A look at the data collected by the monitoring system (Figure 3) showed the VSD running fully loaded and fixed-speed units loading and unloading during plant production. This is opposite of what should be happening in an efficiently controlled system, the air compressor setpoints needed to be adjusted.
Had I used my standard loggers, I would have downloaded the data after returning to be plant, only to have been faced with another three-hour plane ride and four-hour drive to come back to verify the air compressor adjustments. But, because I could easily see the data, I could instruct the local operators to adjust the air compressor setpoints to a properly coordinated condition.
After adjustments, the VSD air compressor became the trim unit and the fixed-speed uints would go to full load, or when not required, would time out and turn off, which is typical of a correctly controlled multiple unit system.
The system dashboard (Figure 3) shows a full range of pressures, power, flows and energy costs, so it was easy to determine the adjustment of the air compressor saved an average of 25 kW of wasteful unloaded run time, saving about \$22,000 in annual power costs, not bad for a few minor pressure adjustments. The adjustments also helped stabilize the plant pressure, bringing it closer to the VSD setpoint, rather than having a constant saw-toothed waveform typical of a load/unload-controlled system.

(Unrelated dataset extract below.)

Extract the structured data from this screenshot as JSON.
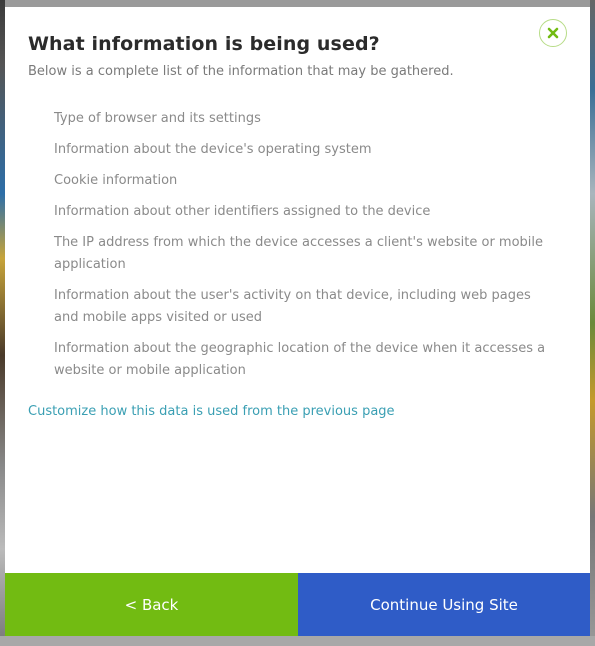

It’s All About Efficiency
These brief success stories illustrate how useful Internet-connected compressed air data monitoring systems are in helping compressed air professionals very quickly assist their customers in becoming more efficient. The system is able to create pressure, power and flow baselines in each case, and automatically calculate system specific power. Based on these readings, and analysis of the time-based data, improvements can be recommended, often within a few hours of the request, and the results of the changes very quickly verified. Having a constant stream of live data available on the Internet saves travel time and money - and keeps customers happy and working efficiently.
For more information about this article, contact Ron Marshall, Marshall Compressed Air Consulting, tel: 204-806-2085, email: firstname.lastname@example.org.
To read more air compressor instrumentation articles, please visit www.airbestpractices.com/technology/instrumentation.